> _Records_:
============================================================

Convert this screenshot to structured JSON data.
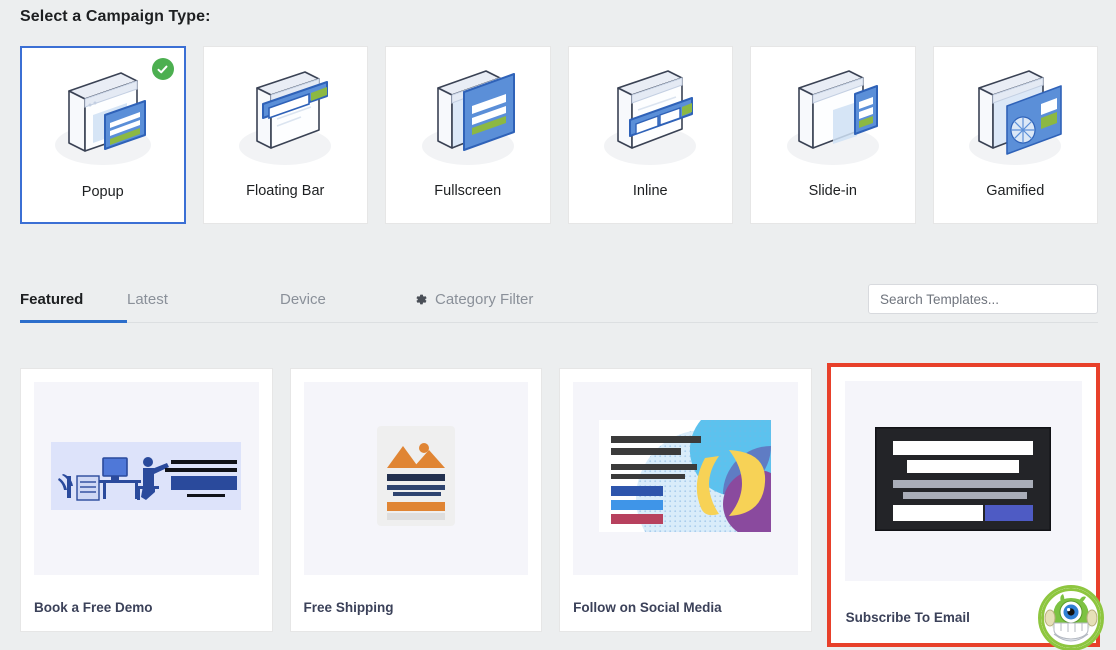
{
  "heading": "Select a Campaign Type:",
  "campaign_types": [
    {
      "label": "Popup",
      "icon": "popup-isometric-icon",
      "selected": true,
      "badge": "check-badge"
    },
    {
      "label": "Floating Bar",
      "icon": "floating-bar-isometric-icon",
      "selected": false
    },
    {
      "label": "Fullscreen",
      "icon": "fullscreen-isometric-icon",
      "selected": false
    },
    {
      "label": "Inline",
      "icon": "inline-isometric-icon",
      "selected": false
    },
    {
      "label": "Slide-in",
      "icon": "slide-in-isometric-icon",
      "selected": false
    },
    {
      "label": "Gamified",
      "icon": "gamified-isometric-icon",
      "selected": false
    }
  ],
  "tabs": [
    {
      "label": "Featured",
      "active": true,
      "icon": null
    },
    {
      "label": "Latest",
      "active": false,
      "icon": null
    },
    {
      "label": "Device",
      "active": false,
      "icon": null
    },
    {
      "label": "Category Filter",
      "active": false,
      "icon": "gear-icon"
    }
  ],
  "search": {
    "placeholder": "Search Templates...",
    "value": ""
  },
  "templates": [
    {
      "name": "Book a Free Demo",
      "thumb": "desk-person-illustration",
      "highlighted": false
    },
    {
      "name": "Free Shipping",
      "thumb": "mountain-photo-card",
      "highlighted": false
    },
    {
      "name": "Follow on Social Media",
      "thumb": "abstract-shapes-social",
      "highlighted": false
    },
    {
      "name": "Subscribe To Email",
      "thumb": "dark-optin-form",
      "highlighted": true,
      "mascot": "optinmonster-mascot-avatar"
    }
  ],
  "colors": {
    "page_bg": "#eceeef",
    "card_bg": "#ffffff",
    "selected_border": "#3b6fd4",
    "highlight_border": "#e8402a",
    "tab_active_underline": "#2c6ecb",
    "check_badge_green": "#4caf50",
    "thumb_bg": "#f5f5fa",
    "label_color": "#3b4159",
    "mascot_ring": "#8ec63f"
  }
}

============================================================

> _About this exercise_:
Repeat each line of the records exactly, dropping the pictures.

> _The completed task_:
Convert this screenshot to structured JSON data.
{
  "heading": "Select a Campaign Type:",
  "campaign_types": [
    {
      "label": "Popup",
      "icon": "popup-isometric-icon",
      "selected": true,
      "badge": "check-badge"
    },
    {
      "label": "Floating Bar",
      "icon": "floating-bar-isometric-icon",
      "selected": false
    },
    {
      "label": "Fullscreen",
      "icon": "fullscreen-isometric-icon",
      "selected": false
    },
    {
      "label": "Inline",
      "icon": "inline-isometric-icon",
      "selected": false
    },
    {
      "label": "Slide-in",
      "icon": "slide-in-isometric-icon",
      "selected": false
    },
    {
      "label": "Gamified",
      "icon": "gamified-isometric-icon",
      "selected": false
    }
  ],
  "tabs": [
    {
      "label": "Featured",
      "active": true,
      "icon": null
    },
    {
      "label": "Latest",
      "active": false,
      "icon": null
    },
    {
      "label": "Device",
      "active": false,
      "icon": null
    },
    {
      "label": "Category Filter",
      "active": false,
      "icon": "gear-icon"
    }
  ],
  "search": {
    "placeholder": "Search Templates...",
    "value": ""
  },
  "templates": [
    {
      "name": "Book a Free Demo",
      "thumb": "desk-person-illustration",
      "highlighted": false
    },
    {
      "name": "Free Shipping",
      "thumb": "mountain-photo-card",
      "highlighted": false
    },
    {
      "name": "Follow on Social Media",
      "thumb": "abstract-shapes-social",
      "highlighted": false
    },
    {
      "name": "Subscribe To Email",
      "thumb": "dark-optin-form",
      "highlighted": true,
      "mascot": "optinmonster-mascot-avatar"
    }
  ],
  "colors": {
    "page_bg": "#eceeef",
    "card_bg": "#ffffff",
    "selected_border": "#3b6fd4",
    "highlight_border": "#e8402a",
    "tab_active_underline": "#2c6ecb",
    "check_badge_green": "#4caf50",
    "thumb_bg": "#f5f5fa",
    "label_color": "#3b4159",
    "mascot_ring": "#8ec63f"
  }
}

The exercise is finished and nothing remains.